ACTION ITEM: All the records below must be returned exactly as they stand.

MATERIALS PROVIDED:
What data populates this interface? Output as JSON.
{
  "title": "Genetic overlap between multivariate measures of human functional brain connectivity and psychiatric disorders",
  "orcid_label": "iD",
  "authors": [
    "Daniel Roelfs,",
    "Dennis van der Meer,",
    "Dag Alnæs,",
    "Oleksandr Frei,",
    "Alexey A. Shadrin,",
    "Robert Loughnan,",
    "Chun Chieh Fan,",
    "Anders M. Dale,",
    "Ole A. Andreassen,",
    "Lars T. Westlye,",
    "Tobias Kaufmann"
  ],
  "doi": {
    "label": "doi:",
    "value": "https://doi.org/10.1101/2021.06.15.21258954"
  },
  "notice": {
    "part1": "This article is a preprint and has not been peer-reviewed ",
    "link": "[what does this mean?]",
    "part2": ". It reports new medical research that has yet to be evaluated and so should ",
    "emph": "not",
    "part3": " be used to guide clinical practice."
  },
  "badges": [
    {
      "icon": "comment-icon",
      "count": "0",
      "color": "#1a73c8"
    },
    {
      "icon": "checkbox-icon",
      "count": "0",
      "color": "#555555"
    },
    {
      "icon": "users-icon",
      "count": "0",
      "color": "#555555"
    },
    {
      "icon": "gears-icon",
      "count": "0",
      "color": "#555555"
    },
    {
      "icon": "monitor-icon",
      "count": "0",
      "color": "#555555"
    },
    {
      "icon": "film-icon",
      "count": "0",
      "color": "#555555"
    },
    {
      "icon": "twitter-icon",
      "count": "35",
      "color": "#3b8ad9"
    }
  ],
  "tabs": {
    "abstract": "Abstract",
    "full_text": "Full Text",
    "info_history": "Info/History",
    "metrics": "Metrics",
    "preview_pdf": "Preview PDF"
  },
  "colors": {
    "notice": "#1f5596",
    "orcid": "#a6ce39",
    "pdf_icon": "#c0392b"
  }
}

THE ANSWER:
What data populates this interface? Output as JSON.
{
  "title": "Genetic overlap between multivariate measures of human functional brain connectivity and psychiatric disorders",
  "orcid_label": "iD",
  "authors": [
    "Daniel Roelfs,",
    "Dennis van der Meer,",
    "Dag Alnæs,",
    "Oleksandr Frei,",
    "Alexey A. Shadrin,",
    "Robert Loughnan,",
    "Chun Chieh Fan,",
    "Anders M. Dale,",
    "Ole A. Andreassen,",
    "Lars T. Westlye,",
    "Tobias Kaufmann"
  ],
  "doi": {
    "label": "doi:",
    "value": "https://doi.org/10.1101/2021.06.15.21258954"
  },
  "notice": {
    "part1": "This article is a preprint and has not been peer-reviewed ",
    "link": "[what does this mean?]",
    "part2": ". It reports new medical research that has yet to be evaluated and so should ",
    "emph": "not",
    "part3": " be used to guide clinical practice."
  },
  "badges": [
    {
      "icon": "comment-icon",
      "count": "0",
      "color": "#1a73c8"
    },
    {
      "icon": "checkbox-icon",
      "count": "0",
      "color": "#555555"
    },
    {
      "icon": "users-icon",
      "count": "0",
      "color": "#555555"
    },
    {
      "icon": "gears-icon",
      "count": "0",
      "color": "#555555"
    },
    {
      "icon": "monitor-icon",
      "count": "0",
      "color": "#555555"
    },
    {
      "icon": "film-icon",
      "count": "0",
      "color": "#555555"
    },
    {
      "icon": "twitter-icon",
      "count": "35",
      "color": "#3b8ad9"
    }
  ],
  "tabs": {
    "abstract": "Abstract",
    "full_text": "Full Text",
    "info_history": "Info/History",
    "metrics": "Metrics",
    "preview_pdf": "Preview PDF"
  },
  "colors": {
    "notice": "#1f5596",
    "orcid": "#a6ce39",
    "pdf_icon": "#c0392b"
  }
}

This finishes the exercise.